__DIRECTIONS FOR THIS TASK__.
Search the material below for lines containing the string "Server", and copy every one you find.

===

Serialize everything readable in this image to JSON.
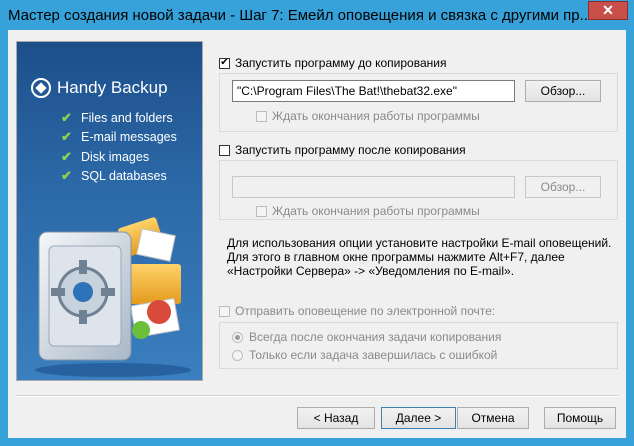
{
  "window": {
    "title": "Мастер создания новой задачи - Шаг 7: Емейл оповещения и связка с другими пр...",
    "close_label": "✕"
  },
  "banner": {
    "logo_text": "Handy Backup",
    "features": [
      "Files and folders",
      "E-mail messages",
      "Disk images",
      "SQL databases"
    ]
  },
  "pre_copy": {
    "run_label": "Запустить программу до копирования",
    "run_checked": true,
    "path_value": "\"C:\\Program Files\\The Bat!\\thebat32.exe\"",
    "browse_label": "Обзор...",
    "wait_label": "Ждать окончания работы программы",
    "wait_checked": false
  },
  "post_copy": {
    "run_label": "Запустить программу после копирования",
    "run_checked": false,
    "path_value": "",
    "browse_label": "Обзор...",
    "wait_label": "Ждать окончания работы программы",
    "wait_checked": false
  },
  "info_text": "Для использования опции установите настройки E-mail оповещений. Для этого в главном окне программы нажмите Alt+F7, далее «Настройки Сервера» -> «Уведомления по E-mail».",
  "email": {
    "send_label": "Отправить оповещение по электронной почте:",
    "send_checked": false,
    "options": [
      {
        "label": "Всегда после окончания задачи копирования",
        "selected": true
      },
      {
        "label": "Только если задача завершилась с ошибкой",
        "selected": false
      }
    ]
  },
  "buttons": {
    "back": "< Назад",
    "next": "Далее >",
    "cancel": "Отмена",
    "help": "Помощь"
  },
  "colors": {
    "frame": "#36a2d9",
    "close": "#c7504b",
    "banner": "#2b67a6",
    "feature_check": "#8fd14f"
  }
}
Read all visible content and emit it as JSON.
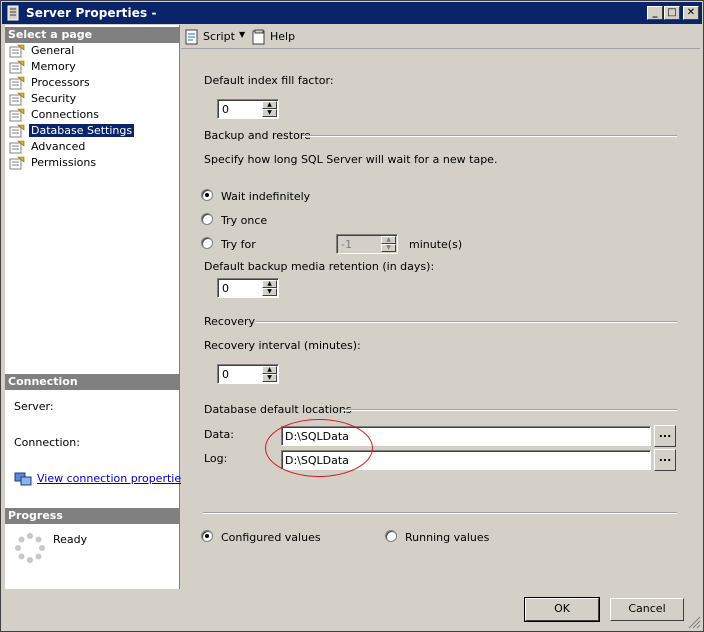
{
  "window": {
    "title": "Server Properties -"
  },
  "titlebar_buttons": {
    "minimize": "_",
    "maximize": "□",
    "close": "✕"
  },
  "left": {
    "select_page_header": "Select a page",
    "pages": [
      "General",
      "Memory",
      "Processors",
      "Security",
      "Connections",
      "Database Settings",
      "Advanced",
      "Permissions"
    ],
    "connection_header": "Connection",
    "server_label": "Server:",
    "connection_label": "Connection:",
    "view_conn_link": "View connection properties",
    "progress_header": "Progress",
    "progress_status": "Ready"
  },
  "toolbar": {
    "script": "Script",
    "help": "Help"
  },
  "settings": {
    "default_index_fill_factor_label": "Default index fill factor:",
    "default_index_fill_factor": "0",
    "backup_restore_header": "Backup and restore",
    "backup_desc": "Specify how long SQL Server will wait for a new tape.",
    "wait_indefinitely": "Wait indefinitely",
    "try_once": "Try once",
    "try_for": "Try for",
    "try_for_value": "-1",
    "minutes_unit": "minute(s)",
    "retention_label": "Default backup media retention (in days):",
    "retention_value": "0",
    "recovery_header": "Recovery",
    "recovery_interval_label": "Recovery interval (minutes):",
    "recovery_interval_value": "0",
    "db_locations_header": "Database default locations",
    "data_label": "Data:",
    "data_value": "D:\\SQLData",
    "log_label": "Log:",
    "log_value": "D:\\SQLData",
    "browse_label": "...",
    "configured_values": "Configured values",
    "running_values": "Running values"
  },
  "buttons": {
    "ok": "OK",
    "cancel": "Cancel"
  },
  "colors": {
    "titlebar": "#0a246a",
    "highlight_ellipse": "#d81b1b",
    "link": "#0000cc"
  }
}
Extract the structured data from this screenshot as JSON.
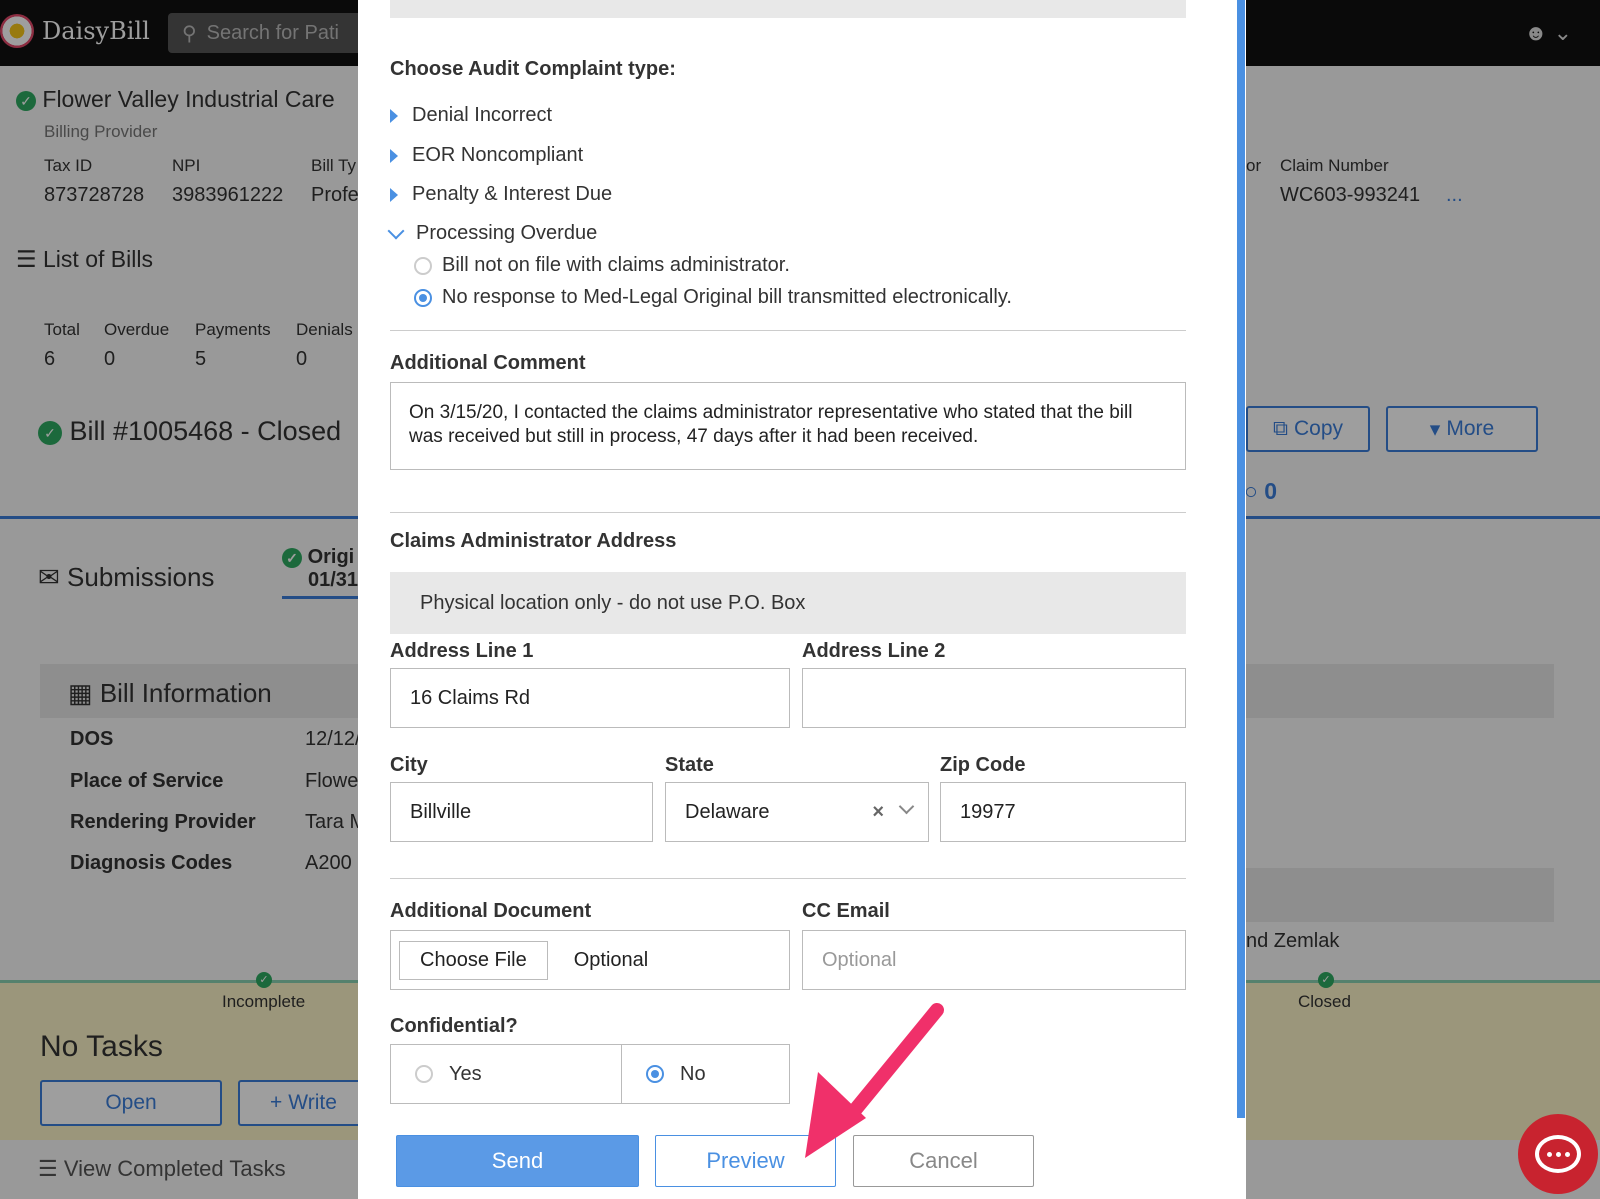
{
  "app": {
    "logo_text": "DaisyBill",
    "search_placeholder": "Search for Pati"
  },
  "provider": {
    "name": "Flower Valley Industrial Care",
    "role": "Billing Provider",
    "fields": [
      {
        "label": "Tax ID",
        "value": "873728728"
      },
      {
        "label": "NPI",
        "value": "3983961222"
      },
      {
        "label": "Bill Ty",
        "value": "Profe"
      }
    ],
    "claim_partial_label": "or",
    "claim_label": "Claim Number",
    "claim_value": "WC603-993241",
    "claim_more": "..."
  },
  "bills": {
    "title": "List of Bills",
    "stats": [
      {
        "label": "Total",
        "value": "6"
      },
      {
        "label": "Overdue",
        "value": "0"
      },
      {
        "label": "Payments",
        "value": "5"
      },
      {
        "label": "Denials",
        "value": "0"
      }
    ]
  },
  "bill": {
    "title": "Bill #1005468 - Closed",
    "copy_label": "Copy",
    "more_label": "More",
    "count": "0",
    "submissions_label": "Submissions",
    "orig_tab_line1": "Origi",
    "orig_tab_line2": "01/31/"
  },
  "bill_info": {
    "title": "Bill Information",
    "rows": [
      {
        "label": "DOS",
        "value": "12/12/"
      },
      {
        "label": "Place of Service",
        "value": "Flowe"
      },
      {
        "label": "Rendering Provider",
        "value": "Tara M"
      },
      {
        "label": "Diagnosis Codes",
        "value": "A200"
      }
    ],
    "right_text": "nd Zemlak"
  },
  "tasks": {
    "incomplete_label": "Incomplete",
    "closed_label": "Closed",
    "no_tasks": "No Tasks",
    "open_label": "Open",
    "write_label": "Write",
    "view_completed": "View Completed Tasks"
  },
  "modal": {
    "complaint_title": "Choose Audit Complaint type:",
    "complaint_types": [
      "Denial Incorrect",
      "EOR Noncompliant",
      "Penalty & Interest Due"
    ],
    "expanded_type": "Processing Overdue",
    "options": [
      {
        "label": "Bill not on file with claims administrator.",
        "selected": false
      },
      {
        "label": "No response to Med-Legal Original bill transmitted electronically.",
        "selected": true
      }
    ],
    "comment_label": "Additional Comment",
    "comment_value": "On 3/15/20, I contacted the claims administrator representative who stated that the bill was received but still in process, 47 days after it had been received.",
    "address_title": "Claims Administrator Address",
    "address_note": "Physical location only - do not use P.O. Box",
    "address1_label": "Address Line 1",
    "address1_value": "16 Claims Rd",
    "address2_label": "Address Line 2",
    "address2_value": "",
    "city_label": "City",
    "city_value": "Billville",
    "state_label": "State",
    "state_value": "Delaware",
    "state_clear": "×",
    "zip_label": "Zip Code",
    "zip_value": "19977",
    "doc_label": "Additional Document",
    "choose_file": "Choose File",
    "doc_optional": "Optional",
    "cc_label": "CC Email",
    "cc_placeholder": "Optional",
    "confidential_label": "Confidential?",
    "yes_label": "Yes",
    "no_label": "No",
    "confidential_selected": "No",
    "send_label": "Send",
    "preview_label": "Preview",
    "cancel_label": "Cancel"
  },
  "colors": {
    "accent": "#4a90e2",
    "success": "#2eaa62",
    "arrow": "#f0306a",
    "chat": "#c8232f"
  }
}
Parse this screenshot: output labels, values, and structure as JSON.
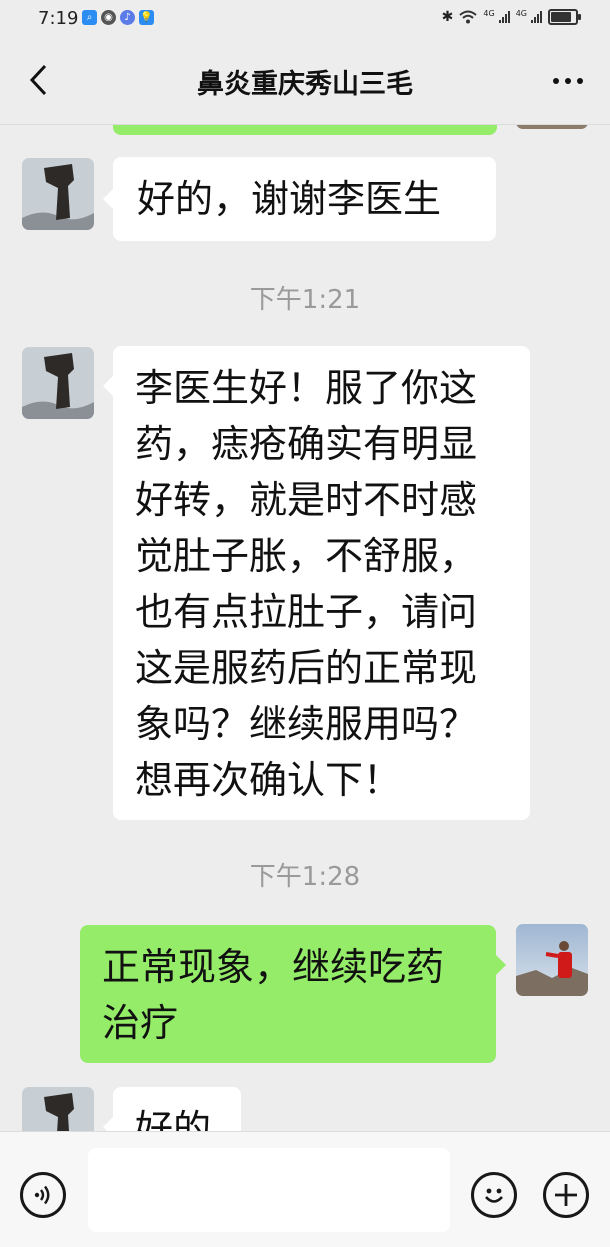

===

__REPLY__.
    "title": "Server Properties -"
    "server_label": "Server:",
    "backup_desc": "Specify how long SQL Server will wait for a new tape.",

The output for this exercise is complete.